And as much as it’s the girls getting all the skin show (which is the main reason some feel this film is sexist), it’s worth noting the men are also put in some rather fetishistic clothing. Blue (Oscar Isaac) appears for the whole film with make up almost as heavy as the girls – lots of eyeliner and even some very visible blush in there.

Sucker Punch has some pretty well-developed female characters and mostly undeveloped male ones. I didn’t care that much for Babydoll (Emily Browning) to be honest, but Sweet Pea (Abbie Cornish) really grew on me. There’s something about Abbie Cornish that really moves me every time I see her – a kind of beautiful vulnerability. I really love watching her. She’s awesome in the ending sequence (which I must not spoil).
The relationship between Sweet Pea and Rocket (Jena Malone) is also really nicely fleshed out. But my favourite female character is Dr Vera Gorski (Carla Gugino) – the main psychiatrist and burdelmama. That’s just a really bizarre combination, but it works! And Carla Gugino is really fun to watch in that.
I obviously enjoyed Oscar Isaac in this a lot – to me it was an opportunity to see him in some very fetishistic attire with lots of over the top dominating behaviour. He gets some pretty emotionally twisted scenes, which he’s really good that, so that’s another win as far as I’m concerned.

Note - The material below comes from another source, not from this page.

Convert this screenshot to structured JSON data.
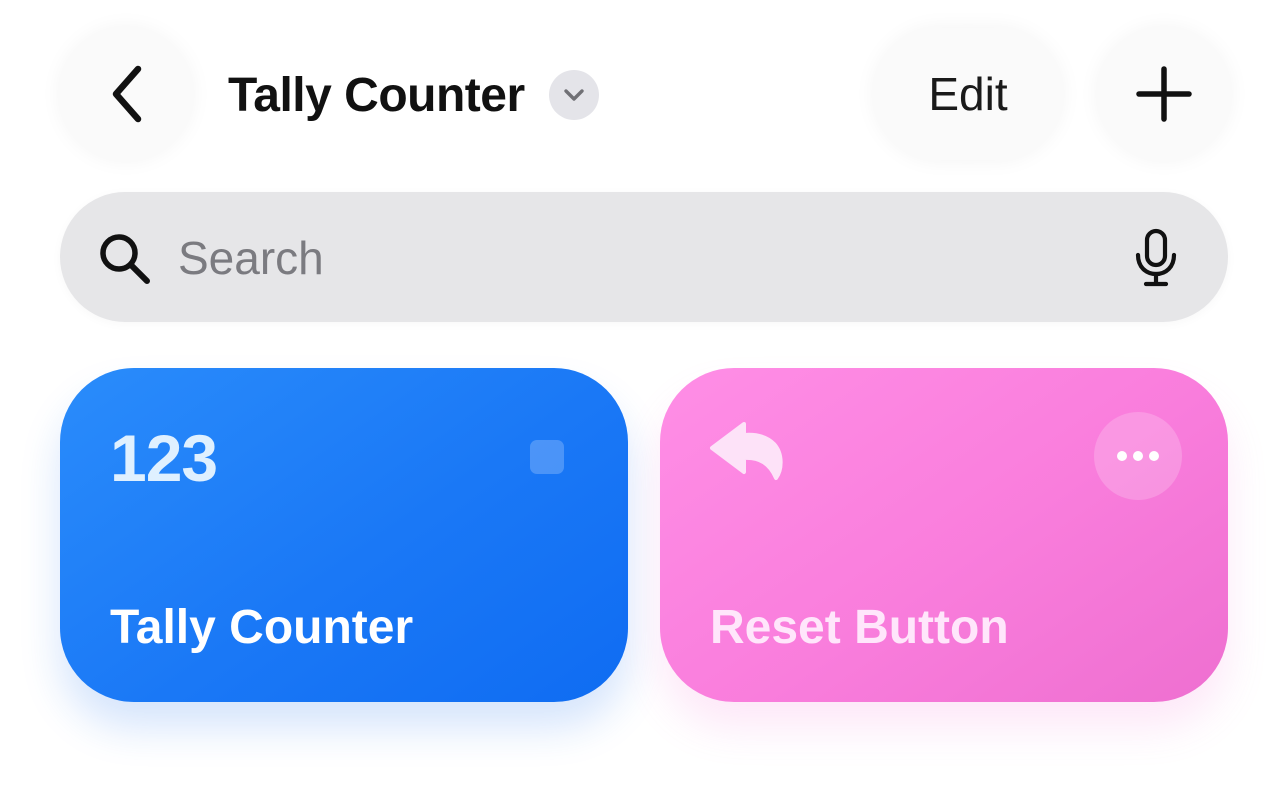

Probably the most fascinating part of the film is the ending sequence. It’s hard to write about properly because it’s obviously a spoiler, but I shall try! The ending is the part of the film that gets the most discussion and lots of elaborate interpretations. It also happens to have been heavily cut. The uncut version is floating about on youtube and I totally get why Hollywood couldn’t handle it in uncut form – it’s perverse :] And the perversity of it is nothing to do with sexual acts – it’s the whole idea of it, the idea that that is the only way Babydoll can attain her freedom. Even with the cut that was made, it’s still a very uncomfortable sequence.
In fact, at one point in the sequence I gasped out aloud. I was surprised it hit me so hard – it’s the bit when Blue leans over to kiss a certain other character and it was just so, so disturbing… I think previously my personal winner for most disturbing kissing scene would be Closet Land (1991), but Sucker Punch is now my new winner in this prestigious category.

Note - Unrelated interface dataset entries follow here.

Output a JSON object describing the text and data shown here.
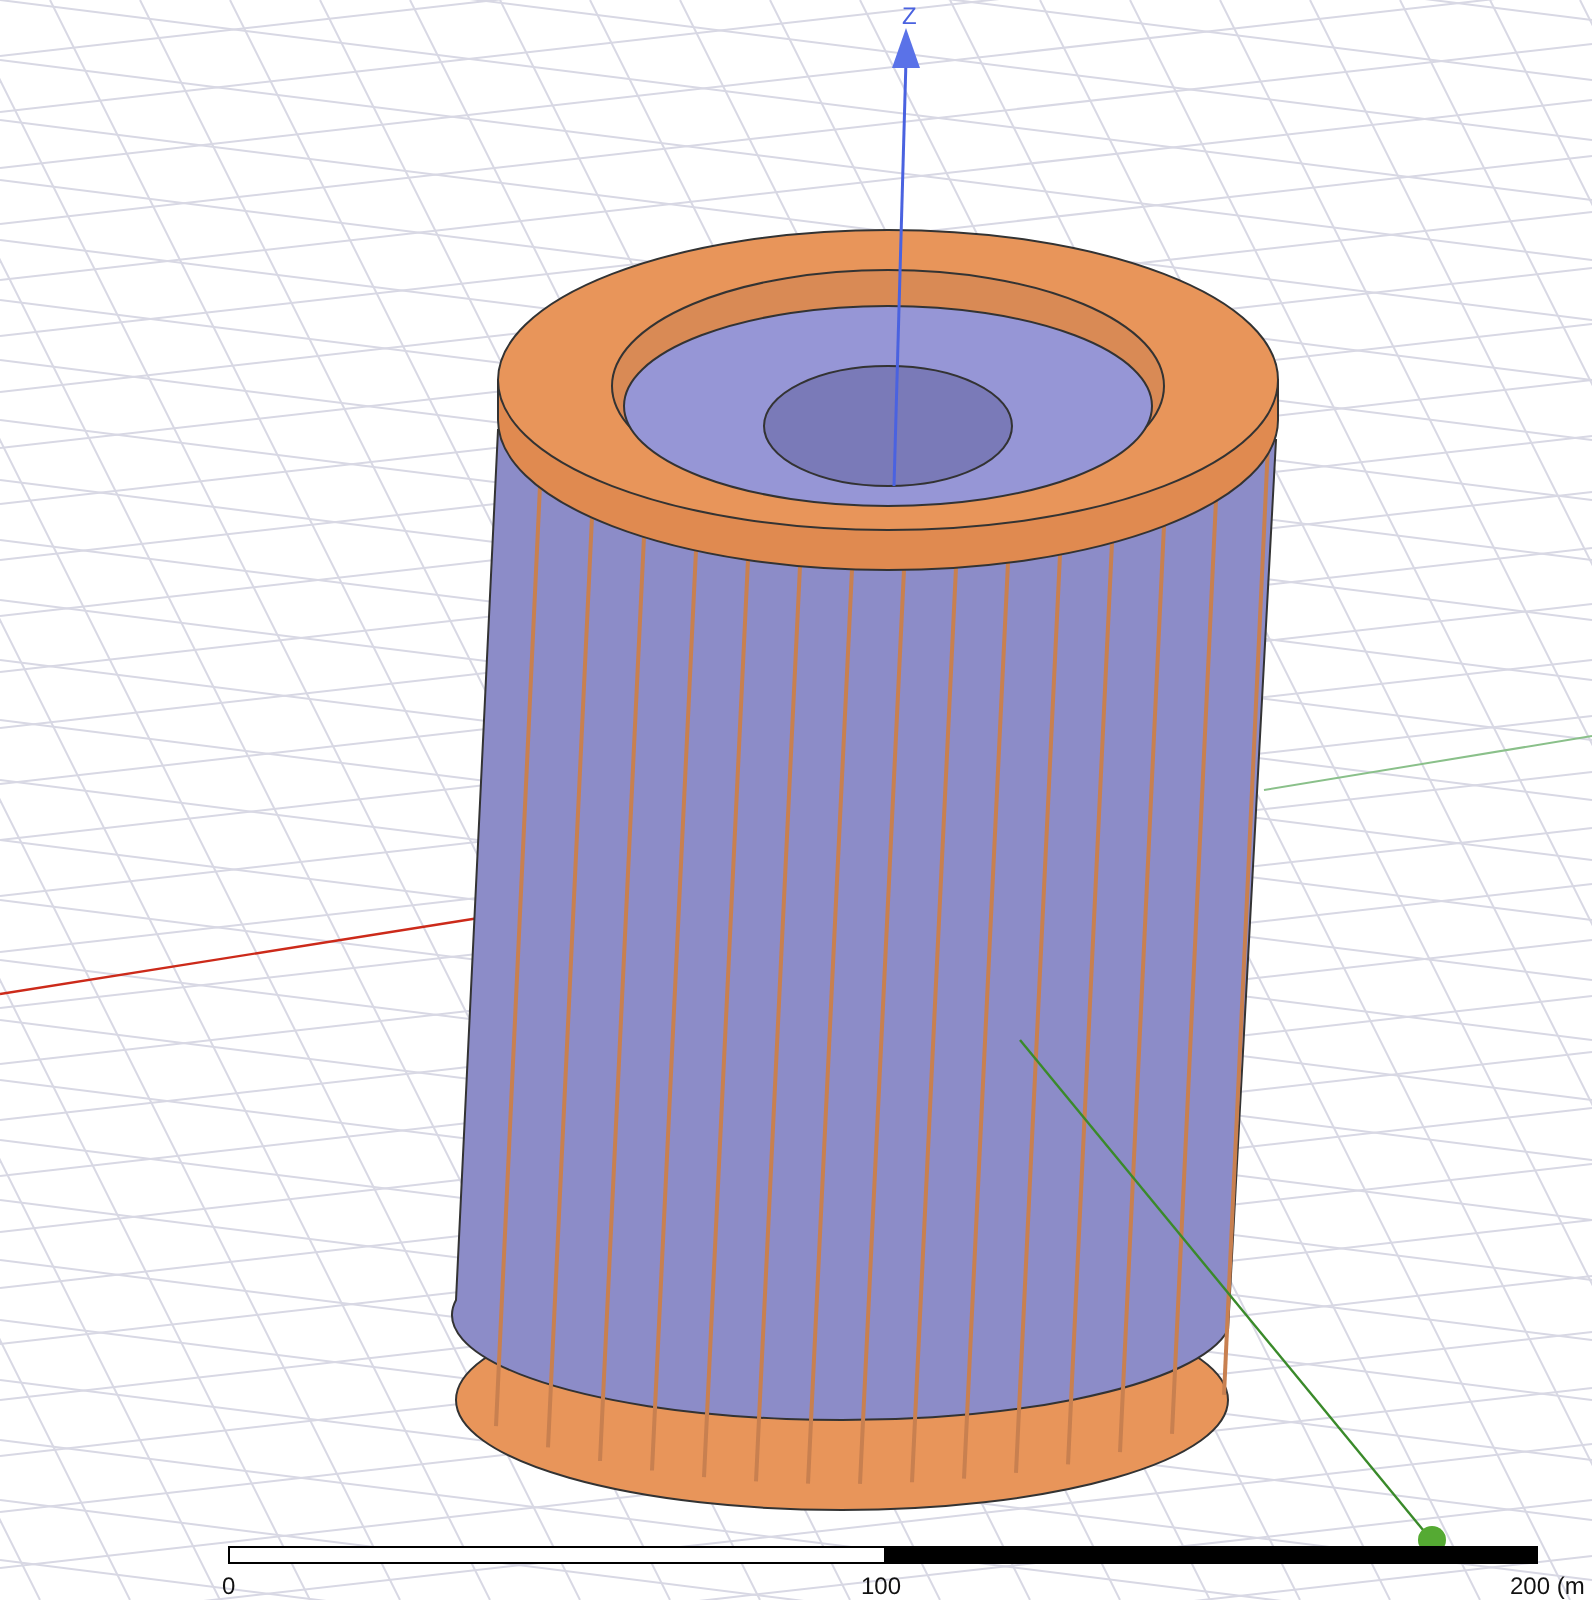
{
  "axes": {
    "z_label": "Z"
  },
  "scale_bar": {
    "ticks": [
      "0",
      "100",
      "200 (m"
    ]
  }
}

That said, the ending sequence isn’t just uncomfortable and disturbing, there’s also a really, really beautiful bit to it too. Both the message and the visual beauty of it is stunning and it’s going to stay with me just as long as what precedes it.

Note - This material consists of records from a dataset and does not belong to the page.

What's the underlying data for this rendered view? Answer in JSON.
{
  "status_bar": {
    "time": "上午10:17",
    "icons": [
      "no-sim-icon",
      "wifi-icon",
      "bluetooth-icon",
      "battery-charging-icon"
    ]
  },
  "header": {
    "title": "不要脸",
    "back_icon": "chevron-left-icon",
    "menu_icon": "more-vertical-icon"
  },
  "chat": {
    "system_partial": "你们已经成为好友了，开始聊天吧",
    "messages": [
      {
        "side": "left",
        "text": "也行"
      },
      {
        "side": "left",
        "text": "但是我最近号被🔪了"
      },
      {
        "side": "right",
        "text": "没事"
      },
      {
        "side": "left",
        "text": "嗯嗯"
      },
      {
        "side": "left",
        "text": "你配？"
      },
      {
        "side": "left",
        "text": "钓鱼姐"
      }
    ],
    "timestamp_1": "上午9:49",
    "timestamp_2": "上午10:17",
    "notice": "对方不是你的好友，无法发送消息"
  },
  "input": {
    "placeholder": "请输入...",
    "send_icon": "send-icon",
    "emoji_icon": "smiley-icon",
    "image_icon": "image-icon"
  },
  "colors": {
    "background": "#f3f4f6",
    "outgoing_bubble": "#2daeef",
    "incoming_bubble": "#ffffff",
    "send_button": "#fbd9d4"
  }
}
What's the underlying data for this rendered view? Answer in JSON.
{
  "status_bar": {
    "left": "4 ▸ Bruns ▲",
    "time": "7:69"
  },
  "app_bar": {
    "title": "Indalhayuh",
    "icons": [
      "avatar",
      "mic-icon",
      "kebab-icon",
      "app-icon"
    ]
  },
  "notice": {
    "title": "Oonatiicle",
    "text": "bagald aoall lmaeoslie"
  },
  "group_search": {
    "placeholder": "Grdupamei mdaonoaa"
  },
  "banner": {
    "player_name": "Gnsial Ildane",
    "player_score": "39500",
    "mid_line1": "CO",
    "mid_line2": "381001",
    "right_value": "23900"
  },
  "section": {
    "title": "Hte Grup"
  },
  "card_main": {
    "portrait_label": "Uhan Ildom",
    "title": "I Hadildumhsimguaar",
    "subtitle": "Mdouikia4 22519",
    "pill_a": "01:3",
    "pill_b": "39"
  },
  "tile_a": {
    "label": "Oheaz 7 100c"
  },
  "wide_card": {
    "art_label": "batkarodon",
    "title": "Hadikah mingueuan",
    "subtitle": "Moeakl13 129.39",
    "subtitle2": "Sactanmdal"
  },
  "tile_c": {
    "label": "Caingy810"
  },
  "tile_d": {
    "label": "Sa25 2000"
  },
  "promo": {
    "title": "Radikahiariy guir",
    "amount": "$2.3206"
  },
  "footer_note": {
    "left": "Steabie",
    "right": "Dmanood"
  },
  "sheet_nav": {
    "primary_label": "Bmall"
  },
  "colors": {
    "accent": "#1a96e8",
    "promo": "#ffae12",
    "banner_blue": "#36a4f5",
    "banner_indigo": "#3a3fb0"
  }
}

Overall, this is definitely not a film for everyone, but if something weird like that sounds interesting to you, maybe it’s a good film for you? Personally, I’m really curious what the whole uncut version of the film is like – it’s been released on bluray I think, so I may just buy it when I finally get a bluray player.

Read Full Post »